This book moves beyond a biomedical focus and considers the latest science that shows how trauma and social inequality impact mental health. It explores how mental health is more than just “in our heads” and includes the voices of Indigenous people who share a more holistic way of thinking about wellness, balancing mind, body, heart and spirit. Highlighting innovative approaches such as trauma-informed activities like yoga and hip-hop, police mental health teams, and peer support for youth, Heads Up shares the stories of people who are sparking change.
IN THE PRESS
“A sense of respect imbues every page…Everything in this book reassures the troubled teen that they are not alone, need not suffer in silence, and can forge a unique pathway to wellness. The value of this book cannot be overstated or underestimated.”
SCHOOL LIBRARY CONNECTION
★ “Informative, diverse, and highly engaging; a much-needed addition to the realm of mental health.”
KIRKUS REVIEWS, starred review
“[A] helpful handbook...In easy-to-read chapters, Siebert skillfully breaks down what mental health is...An informative and nonintimidating work; a suitable addition for libraries needing to add to their mental health collection.”
SCHOOL LIBRARY JOURNAL
Melanie Siebert's first poetry collection, Deepwater Vee (M&S), was a finalist for Canada's Governor General's Literary Award. Her book for young readers Heads Up: Changing Minds on Mental Health won the Lane Anderson Award for best science writing in Canada and was a finalist for the Sheila A. Egoff Children's Literature Prize.
Melanie completed an MFA at the University of Victoria where she received the Lieutenant Governor's Silver Medal for her master's thesis. She has worked as a wilderness guide on remote rivers in the Northwest Territories, Nunavut, and Alaska for decades.

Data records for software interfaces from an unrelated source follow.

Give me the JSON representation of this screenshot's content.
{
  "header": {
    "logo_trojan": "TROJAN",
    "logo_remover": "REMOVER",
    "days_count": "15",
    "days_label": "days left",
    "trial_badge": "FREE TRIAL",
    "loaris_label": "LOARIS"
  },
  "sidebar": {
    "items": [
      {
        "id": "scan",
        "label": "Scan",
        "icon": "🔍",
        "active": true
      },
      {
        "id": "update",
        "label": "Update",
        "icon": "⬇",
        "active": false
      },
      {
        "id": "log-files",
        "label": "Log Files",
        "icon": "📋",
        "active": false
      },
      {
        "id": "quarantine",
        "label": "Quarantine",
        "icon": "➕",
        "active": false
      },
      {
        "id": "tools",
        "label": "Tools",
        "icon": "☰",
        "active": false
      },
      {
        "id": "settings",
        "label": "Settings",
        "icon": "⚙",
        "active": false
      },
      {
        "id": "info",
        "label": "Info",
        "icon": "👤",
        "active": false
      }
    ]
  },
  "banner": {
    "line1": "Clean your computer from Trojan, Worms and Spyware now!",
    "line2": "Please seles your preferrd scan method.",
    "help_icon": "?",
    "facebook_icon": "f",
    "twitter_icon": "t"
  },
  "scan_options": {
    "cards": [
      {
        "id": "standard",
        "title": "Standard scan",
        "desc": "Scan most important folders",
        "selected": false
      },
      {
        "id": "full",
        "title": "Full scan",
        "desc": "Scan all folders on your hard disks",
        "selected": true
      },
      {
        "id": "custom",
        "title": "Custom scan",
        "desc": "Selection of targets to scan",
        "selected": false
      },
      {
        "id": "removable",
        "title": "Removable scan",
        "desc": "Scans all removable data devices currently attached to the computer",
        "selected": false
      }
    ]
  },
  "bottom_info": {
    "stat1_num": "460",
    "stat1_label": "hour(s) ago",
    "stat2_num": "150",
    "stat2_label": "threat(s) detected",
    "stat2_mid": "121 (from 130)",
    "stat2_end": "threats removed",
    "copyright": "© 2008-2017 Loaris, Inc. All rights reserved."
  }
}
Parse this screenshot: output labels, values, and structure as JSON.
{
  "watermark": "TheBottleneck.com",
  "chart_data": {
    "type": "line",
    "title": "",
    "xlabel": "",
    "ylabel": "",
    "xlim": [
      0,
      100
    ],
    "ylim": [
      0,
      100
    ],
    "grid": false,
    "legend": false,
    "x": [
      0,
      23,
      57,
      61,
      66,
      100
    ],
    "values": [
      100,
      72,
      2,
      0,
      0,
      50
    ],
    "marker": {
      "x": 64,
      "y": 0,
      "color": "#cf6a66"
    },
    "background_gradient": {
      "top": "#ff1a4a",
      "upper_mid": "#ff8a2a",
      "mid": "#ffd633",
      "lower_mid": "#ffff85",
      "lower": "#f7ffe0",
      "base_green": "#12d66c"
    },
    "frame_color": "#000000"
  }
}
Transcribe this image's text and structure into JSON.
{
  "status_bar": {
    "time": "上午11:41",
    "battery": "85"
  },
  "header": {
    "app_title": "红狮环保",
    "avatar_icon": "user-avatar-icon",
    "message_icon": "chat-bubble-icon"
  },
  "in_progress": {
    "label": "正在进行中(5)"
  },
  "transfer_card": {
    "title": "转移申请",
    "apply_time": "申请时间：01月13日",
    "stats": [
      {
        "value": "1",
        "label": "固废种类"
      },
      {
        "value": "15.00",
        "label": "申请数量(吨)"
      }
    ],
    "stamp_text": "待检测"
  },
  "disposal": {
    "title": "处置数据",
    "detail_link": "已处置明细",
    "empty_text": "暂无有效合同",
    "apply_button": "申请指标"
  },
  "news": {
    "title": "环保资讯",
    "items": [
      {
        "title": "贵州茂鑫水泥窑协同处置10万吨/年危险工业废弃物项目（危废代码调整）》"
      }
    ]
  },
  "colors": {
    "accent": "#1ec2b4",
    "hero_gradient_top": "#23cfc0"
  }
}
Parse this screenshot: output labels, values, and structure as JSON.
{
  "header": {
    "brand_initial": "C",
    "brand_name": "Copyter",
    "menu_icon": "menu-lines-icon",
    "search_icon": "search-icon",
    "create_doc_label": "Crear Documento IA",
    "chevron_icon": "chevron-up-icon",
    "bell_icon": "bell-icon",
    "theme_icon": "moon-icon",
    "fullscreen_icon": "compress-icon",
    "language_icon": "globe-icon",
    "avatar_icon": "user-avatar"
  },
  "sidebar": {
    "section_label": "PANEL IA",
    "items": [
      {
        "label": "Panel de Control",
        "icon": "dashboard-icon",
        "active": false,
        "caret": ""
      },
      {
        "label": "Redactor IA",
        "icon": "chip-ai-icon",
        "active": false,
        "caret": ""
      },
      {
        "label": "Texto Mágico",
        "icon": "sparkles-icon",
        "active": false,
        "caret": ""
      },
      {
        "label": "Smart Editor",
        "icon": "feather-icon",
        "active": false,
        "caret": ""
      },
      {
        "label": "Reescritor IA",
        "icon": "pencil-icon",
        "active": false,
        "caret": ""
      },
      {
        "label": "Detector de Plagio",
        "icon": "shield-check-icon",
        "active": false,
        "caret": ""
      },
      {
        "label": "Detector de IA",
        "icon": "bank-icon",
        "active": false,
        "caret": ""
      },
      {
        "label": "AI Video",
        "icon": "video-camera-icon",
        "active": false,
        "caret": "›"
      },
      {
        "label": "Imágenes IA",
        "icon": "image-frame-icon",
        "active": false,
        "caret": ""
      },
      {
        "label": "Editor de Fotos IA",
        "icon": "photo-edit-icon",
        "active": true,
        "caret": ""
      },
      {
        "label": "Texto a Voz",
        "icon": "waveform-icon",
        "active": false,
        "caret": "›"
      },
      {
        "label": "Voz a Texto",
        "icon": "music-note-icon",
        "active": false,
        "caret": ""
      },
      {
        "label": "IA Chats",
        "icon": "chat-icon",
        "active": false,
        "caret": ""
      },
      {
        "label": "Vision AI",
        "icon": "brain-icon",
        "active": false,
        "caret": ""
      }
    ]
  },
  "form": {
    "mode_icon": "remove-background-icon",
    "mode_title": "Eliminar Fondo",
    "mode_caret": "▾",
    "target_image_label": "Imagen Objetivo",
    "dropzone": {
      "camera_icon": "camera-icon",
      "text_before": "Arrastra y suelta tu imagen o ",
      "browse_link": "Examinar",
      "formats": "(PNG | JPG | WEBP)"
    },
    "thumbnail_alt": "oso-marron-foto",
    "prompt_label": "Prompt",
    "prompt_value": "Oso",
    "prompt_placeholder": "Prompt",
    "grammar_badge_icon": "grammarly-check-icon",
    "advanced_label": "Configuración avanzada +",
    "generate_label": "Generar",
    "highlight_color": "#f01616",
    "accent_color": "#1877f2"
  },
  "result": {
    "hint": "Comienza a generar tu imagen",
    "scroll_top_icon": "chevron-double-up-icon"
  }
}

Melanie’s has had work published in Canadian Geographic, The Globe and Mail, and The Walrus and her poems have been included in various anthologies, including Best Canadian Poetry in English, Thinking With Water, Force Field: 77 Women Poets of BC, and Refugium: Poems for the Pacific.
Melanie is also a therapist practicing in Victoria, BC.